The general experience, gained during the war, of official control of trade has tended to destroy any faith that may have existed in the nationalisation of industries. The report on the Ministry of Shipping by the Select Committee on Expenditure tends still in the same direction. The Ministry, it is true, did very efficient work. To meet war conditions official control was indispensable, and for any waste of expenditure or other mistakes there is sufficient excuse in the emergencies that had to be met. What is inevitable in war time, however, may be quite impracticable in the normal circumstances of peace, and this is the case with shipping as with other branches of industry.
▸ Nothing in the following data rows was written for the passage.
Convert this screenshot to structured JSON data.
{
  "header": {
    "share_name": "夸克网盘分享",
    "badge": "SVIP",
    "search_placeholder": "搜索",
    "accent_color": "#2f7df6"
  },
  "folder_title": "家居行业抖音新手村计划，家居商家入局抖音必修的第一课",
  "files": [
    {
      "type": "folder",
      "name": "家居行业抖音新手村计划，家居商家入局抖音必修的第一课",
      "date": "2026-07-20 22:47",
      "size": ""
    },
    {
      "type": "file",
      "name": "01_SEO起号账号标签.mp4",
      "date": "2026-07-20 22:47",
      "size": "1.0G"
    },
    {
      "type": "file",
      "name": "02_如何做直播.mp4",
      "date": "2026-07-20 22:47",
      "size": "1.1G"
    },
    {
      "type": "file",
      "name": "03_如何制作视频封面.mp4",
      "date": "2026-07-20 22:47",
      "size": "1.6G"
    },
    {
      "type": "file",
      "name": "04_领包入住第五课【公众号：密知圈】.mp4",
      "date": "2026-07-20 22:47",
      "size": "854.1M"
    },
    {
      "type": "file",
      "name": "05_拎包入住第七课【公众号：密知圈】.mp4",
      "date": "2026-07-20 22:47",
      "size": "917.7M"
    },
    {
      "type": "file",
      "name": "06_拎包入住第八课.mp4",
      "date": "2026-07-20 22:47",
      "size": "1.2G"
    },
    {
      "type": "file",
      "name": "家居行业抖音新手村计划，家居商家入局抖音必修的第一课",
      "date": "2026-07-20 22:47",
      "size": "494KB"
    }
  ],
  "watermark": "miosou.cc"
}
The committee finds that the Ministry of Shipping has done wisely by selling its national shipyards, the loss on which has been very heavy; and evidently the committee recognises the wisdom of the policy adopted by the Controller of restoring shipping as rapidly as possible to normal commercial conditions. It may be argued that war conditions afforded no fair test of official management, but, on the other hand, those conditions invested the controllers with exceptional powers. The fact remains that the mainspring of industry is found in private enterprise, and this has been demonstrated more clearly than ever.
KESHAB CHANDRA SEN
A public meeting organised by the Hon. Mr. Justice Das and others to commemorate the 36th anniversary of the death of Keshab Chandra Sen, the well-known Bengali reformer, was held last evening in the Patna College Hall and was very largely attended. Mr. Justice Das, Mr. Hasan Imam and others addressed the assembly, dwelling on the various social and religious reforms introduced by Keshab Chandra Sen and the debt which Indians owed to him. His Honour Sir Edward Gait who presided brought the proceedings to a close with the speech. Keshab Chandra Sen was admittedly one of the greatest religious and social reformers of recent times, and his name was far better known in England, and I might say throughout the civilised world, than that of any of his Indian contemporaries.
SPECULATING IN GRAIN CROPS
According to a Mysore Government communiqué, reports received by the Government show that attempts are being made to buy up the newly harvested crops with a view to export them as soon as the embargo on the export is removed, that prices have been rising everywhere, and that the markets are not adequately supplied. The Government will maintain control over the crop recently harvested and have no intention at present of withdrawing the restrictions on the export of paddy, rice, ragi and gola. Until normal conditions are restored not only will exports by rail be controlled by priority certificate, but the Frontier Police staffs will be continued wherever necessary. It is now reported that stocks are being held back from the market, and that prices are being forced up
LAND GRANTS FOR WAR SERVICES
An area of 1,71,500 acres has been reserved in the Lower Bari Doab Colony for distribution to Indian officers, noncommissioned officers and soldiers who have rendered distinguished service in the great war. The distribution is being made under orders of the Commanderin-Chief through the agency of the Indian Soldiers’ Board on the recommendation of officers commanding the units, who some months ago were informed of a number of reward grants allocated to their units and requested to submit lists of names as soon as possible. These lists when received are forwarded to the colonisation officer for scrutiny with a view to the substitution of cash annuities for land grants in cases where the nominees do not conform to the conditions for which the Punjab Government stipulated in reserving the land.
ALTERNATIVE PENSIONS FOR OFFICERS WIDOWS
DELHI, JAN 10
A widow who can show that she was married to the officer before the commencement of the war or of his military service, whichever be later, and that the pension granted her together with children’s allowances, if any, amounts to less than two-thirds of the alternative retired pay which would have been granted to her husband had he lived and been incapable of earning anything, may be granted a pension not exceeding two-thirds of the alternative retired pay. Alternative pension depends on the officer’s pre war earnings. Husband’s earnings pound 300 a year or less. In this case the officer’s alternative retired pay, if he is unable to earn, is his full pre-war earnings, and the widow’s pension is therefore two-thirds of those earnings.